Training Aslan to Accommodate My Limitations
So I trained Aslan to help me out. An incredible dog who already had killer contacts and huge distance, I trained Aslan to work even further from me, so I wouldn’t have to cover as much territory in a run. In addition, I trained Aslan to go to the end of the contacts (see video below) and hold two paws on the contact and two paws on the floor for many seconds while I would catch my breath and lower my heart rate. I would also use that time to slowly walk forward into the ideal position for the next section of the course. Since he was so fast, the extra 10–15 seconds we would burn for this process still kept us well under time.

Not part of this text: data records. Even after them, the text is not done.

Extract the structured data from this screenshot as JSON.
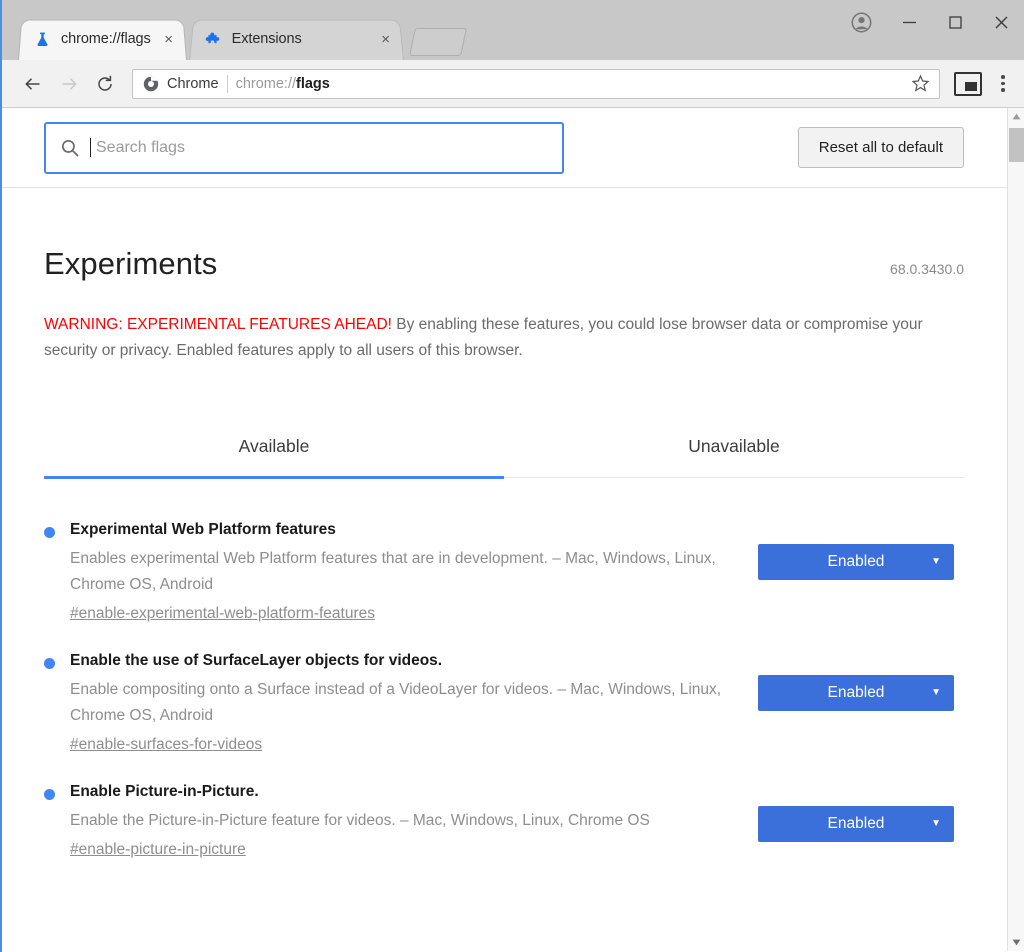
{
  "browser": {
    "tabs": [
      {
        "title": "chrome://flags",
        "favicon": "flask-icon",
        "active": true,
        "close_label": "×"
      },
      {
        "title": "Extensions",
        "favicon": "puzzle-piece-icon",
        "active": false,
        "close_label": "×"
      }
    ],
    "new_tab_label": "",
    "window_controls": {
      "minimize": "—",
      "maximize": "□",
      "close": "×"
    },
    "toolbar": {
      "back_label": "Back",
      "forward_label": "Forward",
      "reload_label": "Reload",
      "omnibox": {
        "scheme_label": "Chrome",
        "url_prefix": "chrome://",
        "url_bold": "flags"
      },
      "bookmark_label": "Bookmark this page",
      "pip_label": "Picture in picture",
      "menu_label": "Customize and control Google Chrome"
    }
  },
  "search": {
    "placeholder": "Search flags",
    "value": ""
  },
  "reset": {
    "label": "Reset all to default"
  },
  "page": {
    "title": "Experiments",
    "version": "68.0.3430.0",
    "warning_title": "WARNING: EXPERIMENTAL FEATURES AHEAD!",
    "warning_body": " By enabling these features, you could lose browser data or compromise your security or privacy. Enabled features apply to all users of this browser."
  },
  "tabs": [
    {
      "label": "Available",
      "selected": true
    },
    {
      "label": "Unavailable",
      "selected": false
    }
  ],
  "flags": [
    {
      "name": "Experimental Web Platform features",
      "description": "Enables experimental Web Platform features that are in development. – Mac, Windows, Linux, Chrome OS, Android",
      "id": "#enable-experimental-web-platform-features",
      "state": "Enabled",
      "arrow": "▼"
    },
    {
      "name": "Enable the use of SurfaceLayer objects for videos.",
      "description": "Enable compositing onto a Surface instead of a VideoLayer for videos. – Mac, Windows, Linux, Chrome OS, Android",
      "id": "#enable-surfaces-for-videos",
      "state": "Enabled",
      "arrow": "▼"
    },
    {
      "name": "Enable Picture-in-Picture.",
      "description": "Enable the Picture-in-Picture feature for videos. – Mac, Windows, Linux, Chrome OS",
      "id": "#enable-picture-in-picture",
      "state": "Enabled",
      "arrow": "▼"
    }
  ],
  "scrollbar": {
    "up_arrow": "▲",
    "down_arrow": "▼"
  },
  "colors": {
    "accent_blue": "#4285f4",
    "select_blue": "#3b6fda",
    "warning_red": "#ff0000",
    "tabstrip_bg": "#c8c8c8"
  }
}
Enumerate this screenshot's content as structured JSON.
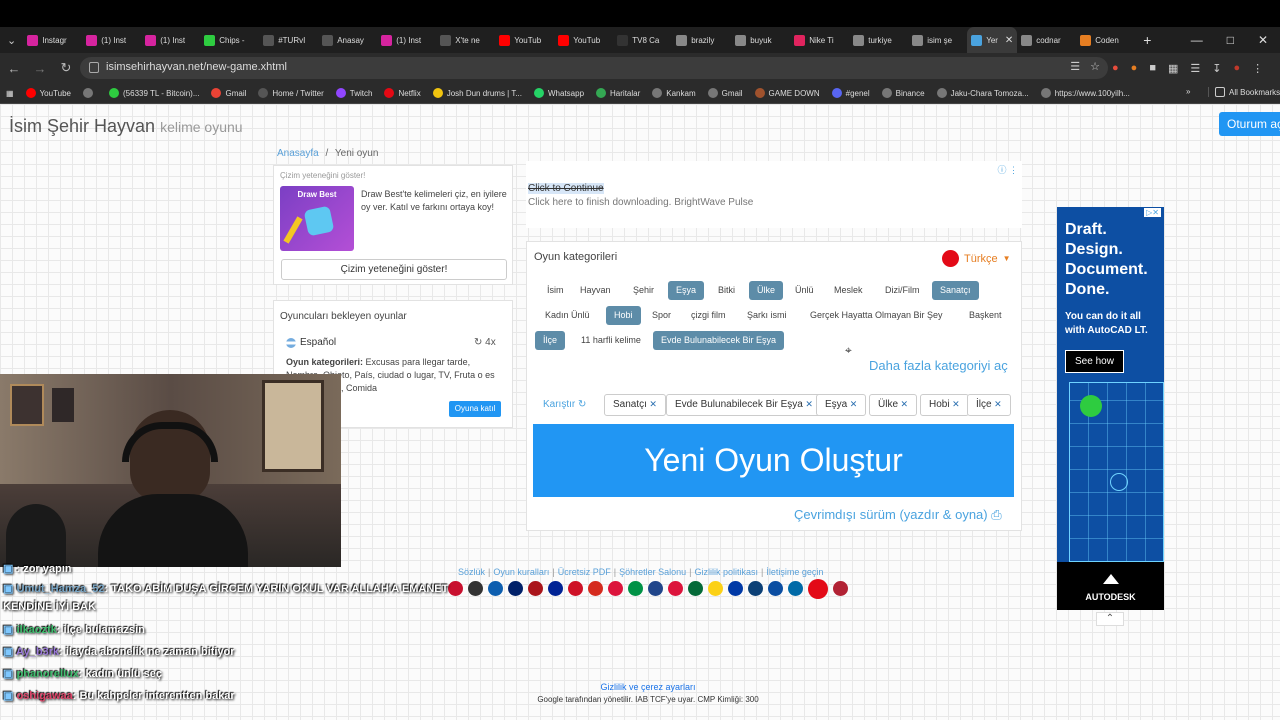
{
  "browser": {
    "tabs": [
      {
        "label": "Instagr",
        "color": "#d6249f"
      },
      {
        "label": "(1) Inst",
        "color": "#d6249f"
      },
      {
        "label": "(1) Inst",
        "color": "#d6249f"
      },
      {
        "label": "Chips -",
        "color": "#2ecc40"
      },
      {
        "label": "#TURvI",
        "color": "#555555"
      },
      {
        "label": "Anasay",
        "color": "#555555"
      },
      {
        "label": "(1) Inst",
        "color": "#d6249f"
      },
      {
        "label": "X'te ne",
        "color": "#555555"
      },
      {
        "label": "YouTub",
        "color": "#ff0000"
      },
      {
        "label": "YouTub",
        "color": "#ff0000"
      },
      {
        "label": "TV8 Ca",
        "color": "#333333"
      },
      {
        "label": "brazily",
        "color": "#888888"
      },
      {
        "label": "buyuk",
        "color": "#888888"
      },
      {
        "label": "Nike Ti",
        "color": "#e0245e"
      },
      {
        "label": "turkiye",
        "color": "#888888"
      },
      {
        "label": "isim şe",
        "color": "#888888"
      },
      {
        "label": "Yer",
        "color": "#4aa3df",
        "active": true
      },
      {
        "label": "codnar",
        "color": "#888888"
      },
      {
        "label": "Coden",
        "color": "#e67e22"
      }
    ],
    "new_tab": "+",
    "url": "isimsehirhayvan.net/new-game.xhtml",
    "bookmarks": [
      {
        "label": "YouTube",
        "color": "#ff0000"
      },
      {
        "label": "",
        "color": "#777777"
      },
      {
        "label": "(56339 TL - Bitcoin)...",
        "color": "#2ecc40"
      },
      {
        "label": "Gmail",
        "color": "#ea4335"
      },
      {
        "label": "Home / Twitter",
        "color": "#555555"
      },
      {
        "label": "Twitch",
        "color": "#9146ff"
      },
      {
        "label": "Netflix",
        "color": "#e50914"
      },
      {
        "label": "Josh Dun drums | T...",
        "color": "#f1c40f"
      },
      {
        "label": "Whatsapp",
        "color": "#25d366"
      },
      {
        "label": "Haritalar",
        "color": "#34a853"
      },
      {
        "label": "Kankam",
        "color": "#777777"
      },
      {
        "label": "Gmail",
        "color": "#777777"
      },
      {
        "label": "GAME DOWN",
        "color": "#a0522d"
      },
      {
        "label": "#genel",
        "color": "#5865f2"
      },
      {
        "label": "Binance",
        "color": "#777777"
      },
      {
        "label": "Jaku-Chara Tomoza...",
        "color": "#777777"
      },
      {
        "label": "https://www.100yilh...",
        "color": "#777777"
      }
    ],
    "all_bookmarks": "All Bookmarks"
  },
  "site": {
    "brand": "İsim Şehir Hayvan",
    "brand_sub": "kelime oyunu",
    "login": "Oturum aç",
    "breadcrumb_home": "Anasayfa",
    "breadcrumb_sep": "/",
    "breadcrumb_current": "Yeni oyun"
  },
  "draw_card": {
    "header": "Çizim yeteneğini göster!",
    "thumb_label": "Draw Best",
    "text": "Draw Best'te kelimeleri çiz, en iyilere oy ver. Katıl ve farkını ortaya koy!",
    "button": "Çizim yeteneğini göster!"
  },
  "waiting_card": {
    "title": "Oyuncuları bekleyen oyunlar",
    "language": "Español",
    "players": "4x",
    "categories_label": "Oyun kategorileri:",
    "categories_text": "Excusas para llegar tarde, Nombre, Objeto, País, ciudad o lugar, TV, Fruta o es de profesores, Comida",
    "join": "Oyuna katıl"
  },
  "top_ad": {
    "title": "Click to Continue",
    "subtitle": "Click here to finish downloading. BrightWave Pulse"
  },
  "categories": {
    "title": "Oyun kategorileri",
    "language": "Türkçe",
    "items": [
      {
        "label": "İsim",
        "selected": false
      },
      {
        "label": "Hayvan",
        "selected": false
      },
      {
        "label": "Şehir",
        "selected": false
      },
      {
        "label": "Eşya",
        "selected": true
      },
      {
        "label": "Bitki",
        "selected": false
      },
      {
        "label": "Ülke",
        "selected": true
      },
      {
        "label": "Ünlü",
        "selected": false
      },
      {
        "label": "Meslek",
        "selected": false
      },
      {
        "label": "Dizi/Film",
        "selected": false
      },
      {
        "label": "Sanatçı",
        "selected": true
      },
      {
        "label": "Kadın Ünlü",
        "selected": false
      },
      {
        "label": "Hobi",
        "selected": true
      },
      {
        "label": "Spor",
        "selected": false
      },
      {
        "label": "çizgi film",
        "selected": false
      },
      {
        "label": "Şarkı ismi",
        "selected": false
      },
      {
        "label": "Gerçek Hayatta Olmayan Bir Şey",
        "selected": false
      },
      {
        "label": "Başkent",
        "selected": false
      },
      {
        "label": "İlçe",
        "selected": true
      },
      {
        "label": "11 harfli kelime",
        "selected": false
      },
      {
        "label": "Evde Bulunabilecek Bir Eşya",
        "selected": true
      }
    ],
    "more": "Daha fazla kategoriyi aç",
    "shuffle": "Karıştır",
    "chosen": [
      "Sanatçı",
      "Evde Bulunabilecek Bir Eşya",
      "Eşya",
      "Ülke",
      "Hobi",
      "İlçe"
    ],
    "create": "Yeni Oyun Oluştur",
    "offline": "Çevrimdışı sürüm (yazdır & oyna)"
  },
  "side_ad": {
    "headline": "Draft. Design. Document. Done.",
    "body_prefix": "You can do it all with",
    "body_product": "AutoCAD LT.",
    "cta": "See how",
    "brand": "AUTODESK"
  },
  "footer": {
    "links": [
      "Sözlük",
      "Oyun kuralları",
      "Ücretsiz PDF",
      "Şöhretler Salonu",
      "Gizlilik politikası",
      "İletişime geçin"
    ],
    "link_sep": "|",
    "flags": [
      "#c8102e",
      "#333333",
      "#0d5eaf",
      "#012169",
      "#aa151b",
      "#002395",
      "#ce1126",
      "#d52b1e",
      "#dc143c",
      "#009246",
      "#21468b",
      "#dc143c",
      "#046a38",
      "#fcd116",
      "#0039a6",
      "#0c4076",
      "#0b4ea2",
      "#006aa7",
      "#e30a17",
      "#b22234"
    ],
    "privacy": "Gizlilik ve çerez ayarları",
    "google": "Google tarafından yönetilir. IAB TCF'ye uyar. CMP Kimliği: 300"
  },
  "chat": {
    "messages": [
      {
        "user": "",
        "text": "zor yapın",
        "color": "#9a79d8"
      },
      {
        "user": "Umut_Hamza_52",
        "text": "TAKO ABİM DUŞA GİRCEM YARIN OKUL VAR ALLAH'A EMANET KENDİNE İYİ BAK",
        "color": "#7aa7c7"
      },
      {
        "user": "ilkaoztk",
        "text": "ilçe bulamazsin",
        "color": "#3fbf6f"
      },
      {
        "user": "Ay_b3rk",
        "text": "ilayda abonelik ne zaman bitiyor",
        "color": "#9a79d8"
      },
      {
        "user": "phanorellux",
        "text": "kadın ünlü seç",
        "color": "#3fbf6f"
      },
      {
        "user": "oshigawaa",
        "text": "Bu kahpeler interentten bakar",
        "color": "#e0456a"
      }
    ]
  }
}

Aslan was beautiful at these skills. He seemed to know I was injured and needed him to rise to the occasion. He seemed to know more of the burden of the team would be placed on his tiny shoulders. But he didn’t mind. While he loved running with my friends, he was ecstatic to have me back as his handler. After all, I had trained him. I was the hand that fit perfectly in the glove that was Aslan. We had learned each others’ idiosyncrasies on the course, and we could read each other like no other could. It’s that way with every agility team. The best handler for any dog is the person who trained that dog.
Returning to Competition

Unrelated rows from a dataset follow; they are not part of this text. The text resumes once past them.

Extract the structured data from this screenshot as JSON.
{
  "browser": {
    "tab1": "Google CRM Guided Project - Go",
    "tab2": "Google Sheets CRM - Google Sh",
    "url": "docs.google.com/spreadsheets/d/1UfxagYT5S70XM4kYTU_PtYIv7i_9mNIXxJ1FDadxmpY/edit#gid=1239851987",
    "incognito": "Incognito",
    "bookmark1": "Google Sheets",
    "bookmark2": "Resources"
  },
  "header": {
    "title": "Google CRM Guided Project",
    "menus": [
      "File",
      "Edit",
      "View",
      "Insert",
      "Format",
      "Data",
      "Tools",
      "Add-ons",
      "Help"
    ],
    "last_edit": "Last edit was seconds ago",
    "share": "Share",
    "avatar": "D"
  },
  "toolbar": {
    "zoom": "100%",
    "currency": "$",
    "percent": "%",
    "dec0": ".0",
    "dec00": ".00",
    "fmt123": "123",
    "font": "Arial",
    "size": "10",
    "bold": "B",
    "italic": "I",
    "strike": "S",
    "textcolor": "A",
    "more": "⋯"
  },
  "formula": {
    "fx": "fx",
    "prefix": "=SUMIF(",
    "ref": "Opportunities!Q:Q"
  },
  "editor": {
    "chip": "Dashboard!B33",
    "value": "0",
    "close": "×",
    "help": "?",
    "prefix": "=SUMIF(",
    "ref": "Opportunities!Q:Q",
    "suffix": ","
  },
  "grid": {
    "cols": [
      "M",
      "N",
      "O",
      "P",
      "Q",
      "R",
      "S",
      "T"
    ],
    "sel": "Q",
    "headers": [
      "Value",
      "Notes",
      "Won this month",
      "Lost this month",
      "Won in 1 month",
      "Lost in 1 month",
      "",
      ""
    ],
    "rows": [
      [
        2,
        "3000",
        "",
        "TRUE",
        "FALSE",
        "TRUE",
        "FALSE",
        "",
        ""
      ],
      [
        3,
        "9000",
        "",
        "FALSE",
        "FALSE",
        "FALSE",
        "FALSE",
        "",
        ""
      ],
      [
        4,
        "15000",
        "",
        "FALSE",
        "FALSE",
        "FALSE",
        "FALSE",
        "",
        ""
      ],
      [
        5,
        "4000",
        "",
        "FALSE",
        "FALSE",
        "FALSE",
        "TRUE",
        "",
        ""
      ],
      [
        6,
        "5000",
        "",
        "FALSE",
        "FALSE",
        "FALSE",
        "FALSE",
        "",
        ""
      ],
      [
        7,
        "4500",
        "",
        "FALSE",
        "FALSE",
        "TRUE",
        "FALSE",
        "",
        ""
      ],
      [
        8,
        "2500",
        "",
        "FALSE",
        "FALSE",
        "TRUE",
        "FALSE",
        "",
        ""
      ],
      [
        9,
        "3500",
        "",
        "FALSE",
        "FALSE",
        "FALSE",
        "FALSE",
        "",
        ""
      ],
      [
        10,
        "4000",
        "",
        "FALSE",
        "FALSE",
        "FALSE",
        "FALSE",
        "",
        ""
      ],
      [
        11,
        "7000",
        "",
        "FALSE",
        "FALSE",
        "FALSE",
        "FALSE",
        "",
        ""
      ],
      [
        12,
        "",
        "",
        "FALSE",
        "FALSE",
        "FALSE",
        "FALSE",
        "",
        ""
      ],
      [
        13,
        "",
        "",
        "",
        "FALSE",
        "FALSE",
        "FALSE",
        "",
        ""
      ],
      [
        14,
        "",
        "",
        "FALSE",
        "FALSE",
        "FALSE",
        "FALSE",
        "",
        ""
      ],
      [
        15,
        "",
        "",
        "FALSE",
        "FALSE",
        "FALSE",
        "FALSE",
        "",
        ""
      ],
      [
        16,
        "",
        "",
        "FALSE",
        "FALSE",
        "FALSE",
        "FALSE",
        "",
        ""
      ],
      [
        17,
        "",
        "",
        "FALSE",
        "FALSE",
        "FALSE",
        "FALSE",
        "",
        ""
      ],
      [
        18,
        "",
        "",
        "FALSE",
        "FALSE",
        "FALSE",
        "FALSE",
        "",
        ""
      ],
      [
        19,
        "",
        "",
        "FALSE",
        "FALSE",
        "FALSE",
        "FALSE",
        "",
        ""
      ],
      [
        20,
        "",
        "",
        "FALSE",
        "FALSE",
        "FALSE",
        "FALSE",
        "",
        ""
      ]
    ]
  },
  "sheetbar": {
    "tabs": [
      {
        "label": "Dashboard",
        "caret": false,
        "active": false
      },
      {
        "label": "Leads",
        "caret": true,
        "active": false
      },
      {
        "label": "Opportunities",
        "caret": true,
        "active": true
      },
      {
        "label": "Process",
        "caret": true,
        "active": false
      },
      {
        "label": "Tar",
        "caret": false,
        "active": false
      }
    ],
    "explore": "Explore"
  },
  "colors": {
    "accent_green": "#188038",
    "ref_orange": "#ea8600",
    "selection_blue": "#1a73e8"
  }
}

So after almost a year, Aslan and I began showing again. I could see he was visibly excited to have me back as his handler, and I was just as thrilled to be back on the agility course with him. What I wasn’t prepared for were the Double Qs that started rolling in.
Almost immediately, we began qualifying at an astonishing rate—a testament to my friends who kept Aslan in tip-top shape during my absence. I returned to the ring in late January, and by March we had already qualified for AKC Agility Nationals, earning six Double Qs and 300-speed points.
But the ride wasn’t over. The Double Qs had continued. And here we were, walking into the ring in Enid, Oklahoma, where it had all begun four years previously. We had garnered 12 Double Qs since January, and if we qualified on this Standard course, the 20th Double Q would be ours, along with the title of MACH.
I set Aslan down at the start line and told him to stay. Again, the excitement of the game caused him to stand on tippy-toe, but he didn’t move. I walked slowly to lead out two jumps. The arena was dead quiet, as most of the audience knew our story. I could hear my heartbeat in my left ear—a constant reminder of my former injury. I got into position and turned to face my sweet, talented partner. His focus was glued on me, waiting with extreme anticipation to run with me again. I said, “OK, over,” and he began his MACH run.
We MACHed that day and took a truncated victory lap to the cheers of our friends and my students. I wasn’t the only one with tears in my eyes as Aslan, and I got a hug from the judge and picked up that beautiful MACH bar right off the course.
What an incredible ride. But the ride has really just begun. Aslan and I will be going to Nationals in late March, and I am hopeful to continue the journey and get a number after our MACH, indicating another agility championship.
He’s an incredible little dog. I know that when I fail as a team member, he will be willing to be trained to take up the slack. He’ll never complain, and in fact, he’ll love doing it. See, for Aslan and I, there’s nothing more fun than running an agility course together – as a team. And we know anything is possible.